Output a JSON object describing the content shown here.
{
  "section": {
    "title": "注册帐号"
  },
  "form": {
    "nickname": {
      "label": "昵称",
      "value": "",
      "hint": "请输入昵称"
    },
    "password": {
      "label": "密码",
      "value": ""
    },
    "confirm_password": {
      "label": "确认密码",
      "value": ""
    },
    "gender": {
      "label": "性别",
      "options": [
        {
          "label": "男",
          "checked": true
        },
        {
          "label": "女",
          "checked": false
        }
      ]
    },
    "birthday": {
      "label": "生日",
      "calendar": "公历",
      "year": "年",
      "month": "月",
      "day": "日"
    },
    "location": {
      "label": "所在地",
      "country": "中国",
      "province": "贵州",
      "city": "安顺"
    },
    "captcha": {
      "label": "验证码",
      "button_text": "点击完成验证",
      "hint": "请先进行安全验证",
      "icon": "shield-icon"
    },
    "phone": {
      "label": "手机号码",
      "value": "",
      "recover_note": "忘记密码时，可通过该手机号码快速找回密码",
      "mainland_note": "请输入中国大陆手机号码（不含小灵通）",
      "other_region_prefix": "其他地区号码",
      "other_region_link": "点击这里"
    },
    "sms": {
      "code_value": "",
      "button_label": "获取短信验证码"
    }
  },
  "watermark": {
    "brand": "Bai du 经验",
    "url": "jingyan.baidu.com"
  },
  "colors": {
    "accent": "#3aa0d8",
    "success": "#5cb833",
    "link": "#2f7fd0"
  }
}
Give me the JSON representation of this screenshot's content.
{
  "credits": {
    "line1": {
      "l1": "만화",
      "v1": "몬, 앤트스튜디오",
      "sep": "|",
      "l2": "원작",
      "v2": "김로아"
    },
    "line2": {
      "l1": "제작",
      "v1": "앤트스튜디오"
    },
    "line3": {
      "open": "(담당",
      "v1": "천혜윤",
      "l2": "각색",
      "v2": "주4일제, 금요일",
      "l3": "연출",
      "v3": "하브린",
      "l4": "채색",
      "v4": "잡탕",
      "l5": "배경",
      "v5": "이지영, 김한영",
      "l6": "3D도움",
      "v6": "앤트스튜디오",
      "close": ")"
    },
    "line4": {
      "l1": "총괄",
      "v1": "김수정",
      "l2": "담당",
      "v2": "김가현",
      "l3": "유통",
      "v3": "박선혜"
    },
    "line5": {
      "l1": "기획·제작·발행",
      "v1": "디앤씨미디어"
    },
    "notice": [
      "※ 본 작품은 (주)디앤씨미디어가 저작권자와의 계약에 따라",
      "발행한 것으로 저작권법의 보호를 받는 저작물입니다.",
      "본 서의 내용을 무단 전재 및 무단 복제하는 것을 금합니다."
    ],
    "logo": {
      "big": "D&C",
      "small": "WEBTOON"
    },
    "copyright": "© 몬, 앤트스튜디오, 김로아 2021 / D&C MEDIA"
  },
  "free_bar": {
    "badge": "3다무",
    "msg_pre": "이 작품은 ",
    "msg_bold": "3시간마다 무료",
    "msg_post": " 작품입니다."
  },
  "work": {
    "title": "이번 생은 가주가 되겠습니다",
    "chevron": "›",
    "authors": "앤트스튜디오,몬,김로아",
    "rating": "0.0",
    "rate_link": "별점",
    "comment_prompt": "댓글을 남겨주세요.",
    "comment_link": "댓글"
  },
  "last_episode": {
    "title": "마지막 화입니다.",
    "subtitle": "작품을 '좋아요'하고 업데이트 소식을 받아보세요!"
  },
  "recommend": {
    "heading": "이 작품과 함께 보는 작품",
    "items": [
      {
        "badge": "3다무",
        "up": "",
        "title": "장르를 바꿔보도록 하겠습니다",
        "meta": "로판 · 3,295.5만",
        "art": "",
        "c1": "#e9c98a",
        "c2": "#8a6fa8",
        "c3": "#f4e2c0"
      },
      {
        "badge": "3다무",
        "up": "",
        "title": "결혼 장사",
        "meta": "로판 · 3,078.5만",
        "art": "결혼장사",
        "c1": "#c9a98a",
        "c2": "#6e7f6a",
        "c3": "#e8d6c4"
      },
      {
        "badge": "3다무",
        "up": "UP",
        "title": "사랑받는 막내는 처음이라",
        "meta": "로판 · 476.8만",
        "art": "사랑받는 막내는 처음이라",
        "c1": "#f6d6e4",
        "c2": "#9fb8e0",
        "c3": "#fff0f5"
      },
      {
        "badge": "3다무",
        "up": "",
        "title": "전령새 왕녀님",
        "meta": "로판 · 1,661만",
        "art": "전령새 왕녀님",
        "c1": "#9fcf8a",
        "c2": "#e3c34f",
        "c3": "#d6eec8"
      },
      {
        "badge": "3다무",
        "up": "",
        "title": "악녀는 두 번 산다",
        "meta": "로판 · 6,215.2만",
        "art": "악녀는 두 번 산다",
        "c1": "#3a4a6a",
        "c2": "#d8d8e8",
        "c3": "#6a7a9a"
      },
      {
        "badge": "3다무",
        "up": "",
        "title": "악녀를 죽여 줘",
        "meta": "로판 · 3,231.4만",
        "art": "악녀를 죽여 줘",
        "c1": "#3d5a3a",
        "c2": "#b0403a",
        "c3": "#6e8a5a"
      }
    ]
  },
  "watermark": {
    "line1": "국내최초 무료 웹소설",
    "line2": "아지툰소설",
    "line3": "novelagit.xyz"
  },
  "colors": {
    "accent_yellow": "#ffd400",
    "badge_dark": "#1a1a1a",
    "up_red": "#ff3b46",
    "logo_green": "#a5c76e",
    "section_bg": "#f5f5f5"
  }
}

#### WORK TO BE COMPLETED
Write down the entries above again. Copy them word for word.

#### FINISHED TASK
Output a JSON object describing the content shown here.
{
  "section": {
    "title": "注册帐号"
  },
  "form": {
    "nickname": {
      "label": "昵称",
      "value": "",
      "hint": "请输入昵称"
    },
    "password": {
      "label": "密码",
      "value": ""
    },
    "confirm_password": {
      "label": "确认密码",
      "value": ""
    },
    "gender": {
      "label": "性别",
      "options": [
        {
          "label": "男",
          "checked": true
        },
        {
          "label": "女",
          "checked": false
        }
      ]
    },
    "birthday": {
      "label": "生日",
      "calendar": "公历",
      "year": "年",
      "month": "月",
      "day": "日"
    },
    "location": {
      "label": "所在地",
      "country": "中国",
      "province": "贵州",
      "city": "安顺"
    },
    "captcha": {
      "label": "验证码",
      "button_text": "点击完成验证",
      "hint": "请先进行安全验证",
      "icon": "shield-icon"
    },
    "phone": {
      "label": "手机号码",
      "value": "",
      "recover_note": "忘记密码时，可通过该手机号码快速找回密码",
      "mainland_note": "请输入中国大陆手机号码（不含小灵通）",
      "other_region_prefix": "其他地区号码",
      "other_region_link": "点击这里"
    },
    "sms": {
      "code_value": "",
      "button_label": "获取短信验证码"
    }
  },
  "watermark": {
    "brand": "Bai du 经验",
    "url": "jingyan.baidu.com"
  },
  "colors": {
    "accent": "#3aa0d8",
    "success": "#5cb833",
    "link": "#2f7fd0"
  }
}
Give me the JSON representation of this screenshot's content.
{
  "credits": {
    "line1": {
      "l1": "만화",
      "v1": "몬, 앤트스튜디오",
      "sep": "|",
      "l2": "원작",
      "v2": "김로아"
    },
    "line2": {
      "l1": "제작",
      "v1": "앤트스튜디오"
    },
    "line3": {
      "open": "(담당",
      "v1": "천혜윤",
      "l2": "각색",
      "v2": "주4일제, 금요일",
      "l3": "연출",
      "v3": "하브린",
      "l4": "채색",
      "v4": "잡탕",
      "l5": "배경",
      "v5": "이지영, 김한영",
      "l6": "3D도움",
      "v6": "앤트스튜디오",
      "close": ")"
    },
    "line4": {
      "l1": "총괄",
      "v1": "김수정",
      "l2": "담당",
      "v2": "김가현",
      "l3": "유통",
      "v3": "박선혜"
    },
    "line5": {
      "l1": "기획·제작·발행",
      "v1": "디앤씨미디어"
    },
    "notice": [
      "※ 본 작품은 (주)디앤씨미디어가 저작권자와의 계약에 따라",
      "발행한 것으로 저작권법의 보호를 받는 저작물입니다.",
      "본 서의 내용을 무단 전재 및 무단 복제하는 것을 금합니다."
    ],
    "logo": {
      "big": "D&C",
      "small": "WEBTOON"
    },
    "copyright": "© 몬, 앤트스튜디오, 김로아 2021 / D&C MEDIA"
  },
  "free_bar": {
    "badge": "3다무",
    "msg_pre": "이 작품은 ",
    "msg_bold": "3시간마다 무료",
    "msg_post": " 작품입니다."
  },
  "work": {
    "title": "이번 생은 가주가 되겠습니다",
    "chevron": "›",
    "authors": "앤트스튜디오,몬,김로아",
    "rating": "0.0",
    "rate_link": "별점",
    "comment_prompt": "댓글을 남겨주세요.",
    "comment_link": "댓글"
  },
  "last_episode": {
    "title": "마지막 화입니다.",
    "subtitle": "작품을 '좋아요'하고 업데이트 소식을 받아보세요!"
  },
  "recommend": {
    "heading": "이 작품과 함께 보는 작품",
    "items": [
      {
        "badge": "3다무",
        "up": "",
        "title": "장르를 바꿔보도록 하겠습니다",
        "meta": "로판 · 3,295.5만",
        "art": "",
        "c1": "#e9c98a",
        "c2": "#8a6fa8",
        "c3": "#f4e2c0"
      },
      {
        "badge": "3다무",
        "up": "",
        "title": "결혼 장사",
        "meta": "로판 · 3,078.5만",
        "art": "결혼장사",
        "c1": "#c9a98a",
        "c2": "#6e7f6a",
        "c3": "#e8d6c4"
      },
      {
        "badge": "3다무",
        "up": "UP",
        "title": "사랑받는 막내는 처음이라",
        "meta": "로판 · 476.8만",
        "art": "사랑받는 막내는 처음이라",
        "c1": "#f6d6e4",
        "c2": "#9fb8e0",
        "c3": "#fff0f5"
      },
      {
        "badge": "3다무",
        "up": "",
        "title": "전령새 왕녀님",
        "meta": "로판 · 1,661만",
        "art": "전령새 왕녀님",
        "c1": "#9fcf8a",
        "c2": "#e3c34f",
        "c3": "#d6eec8"
      },
      {
        "badge": "3다무",
        "up": "",
        "title": "악녀는 두 번 산다",
        "meta": "로판 · 6,215.2만",
        "art": "악녀는 두 번 산다",
        "c1": "#3a4a6a",
        "c2": "#d8d8e8",
        "c3": "#6a7a9a"
      },
      {
        "badge": "3다무",
        "up": "",
        "title": "악녀를 죽여 줘",
        "meta": "로판 · 3,231.4만",
        "art": "악녀를 죽여 줘",
        "c1": "#3d5a3a",
        "c2": "#b0403a",
        "c3": "#6e8a5a"
      }
    ]
  },
  "watermark": {
    "line1": "국내최초 무료 웹소설",
    "line2": "아지툰소설",
    "line3": "novelagit.xyz"
  },
  "colors": {
    "accent_yellow": "#ffd400",
    "badge_dark": "#1a1a1a",
    "up_red": "#ff3b46",
    "logo_green": "#a5c76e",
    "section_bg": "#f5f5f5"
  }
}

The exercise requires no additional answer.